Our students can prepare themselves for a successful career in areas such as biostatistics, bioinformatics/genomics, data science, statistical computing and mathematical statistics, in academia or in the public or private sector. Check out our alumni, who can be found in a number of different professional roles.  See the Statistics Graduate Student Association's website if you would like to read more about life as a graduate student in the department.


At the MSc level, we offer a degree in Statistics and, in collaboration with the School of Population and Public Health, a degree in Statistics with a Biostatistics option. Students can choose to do a thesis, a final project or an 8-month full-time co-op placement (internship) outside the Department. The programs have an expected completion time of less than 2 years. Upon completion, students will be well-equipped to take on positions as statisticians in government or industry or to continue in a PhD program in statistics.

In collaboration with the Department of Computer Science, we also offer a professional MSc degree in Data Science, which is administered separately.  For more information, please see the Master of Data Science web page.

While one can certainly develop expertise in bioinformatics from within the Statistics MSc, one can also obtain a degree in Bioinformatics.

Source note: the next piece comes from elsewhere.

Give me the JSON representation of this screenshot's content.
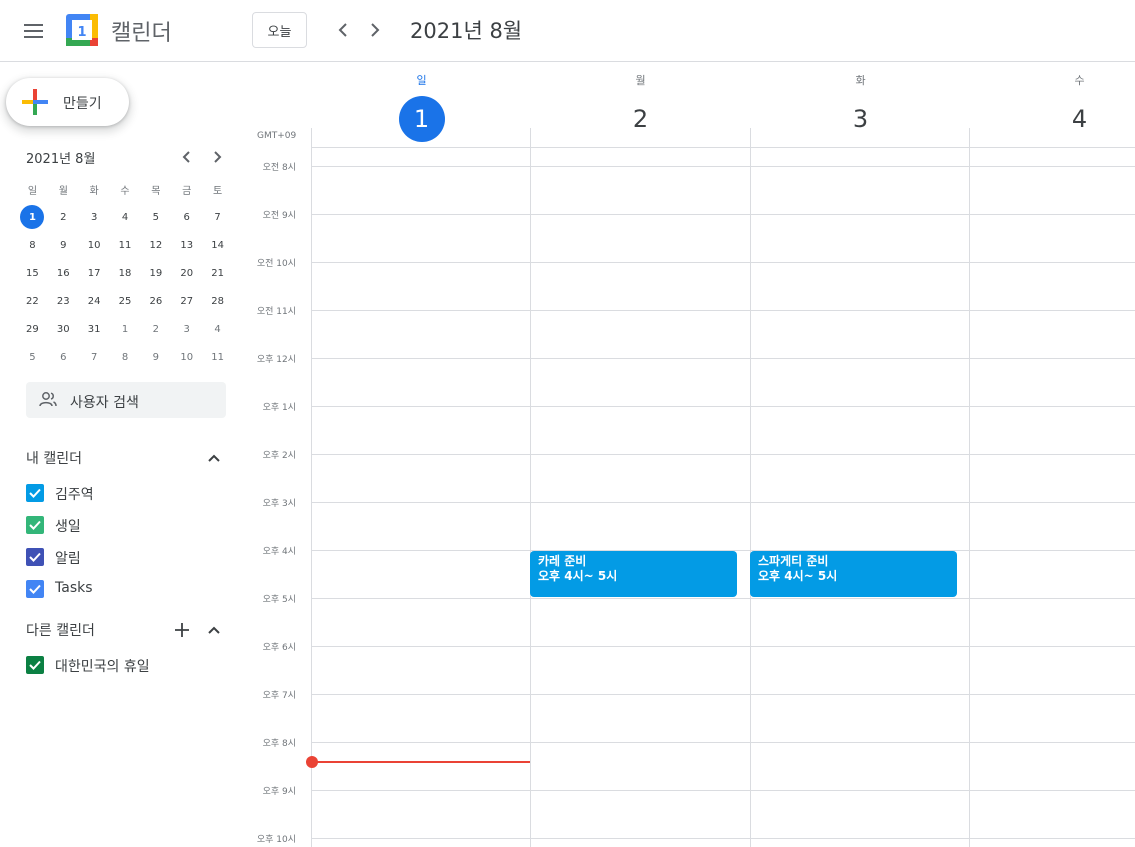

Students completing our PhD program will be well-prepared for a job in academia, industry, government and a variety of research-driven units. The program involves some course work, an innovate qualifying process based on reading of research papers with individual faculty members, a comprehensive exam on the proposed thesis research, and, of course, a PhD thesis. We expect students to complete the program in 4 years.

Goals of our MSc and PhD programs

Students in the MSc and PhD programs will develop the following skills:

  • communication skills: e.g., explaining or reporting statistical results to non-statisticians, such as managers;
  • a broad base of knowledge of modern statistical methods, including computing;
  • the ability to choose appropriate analyses when presented with a real problem and to understand the implications of these analyses (assumptions, shortcomings, interpretation of results);
  • the ability to learn after finishing the degree: i.e., to learn new statistical techniques from textbooks and journal articles, modifying the techniques, if necessary.

Students develop these skills through a variety of activities. Courses typically combine traditional lecture-based learning with some in-class active learning and independent learning. Students are expected to read relevant journal articles, download software from the web, analyze difficult data sets, and present and discuss their findings with their classmates. New statistical problems and approaches are discussed in the weekly department research-level seminar. Graduate students discuss their research and other topics of interest in a weekly student-run seminar series.  Many applied consulting problems are discussed in the Statistics 551 consulting practicum. Many students serve as research assistants, often working directly with researchers in other areas such as medicine. Students also develop the above skills while working on their MSc and PhD theses or MSc projects.

And, of course, teaching is a great way to improve communication skills. Serving as a teaching assistant not only supports the department's undergraduate education activities, but also develops important skills.

PhD students will develop these additional skills:

  • the ability to communicate to research statisticians both verbally and in writing, by giving papers/posters at conferences, for example;
  • statistical maturity;
  • creativity and originality: ability and potential to generate and solve "good" research problems;
  • a deep knowledge of a speciality;
  • library skills and grant writing skills;
  • the ability to teach an introductory statistics class.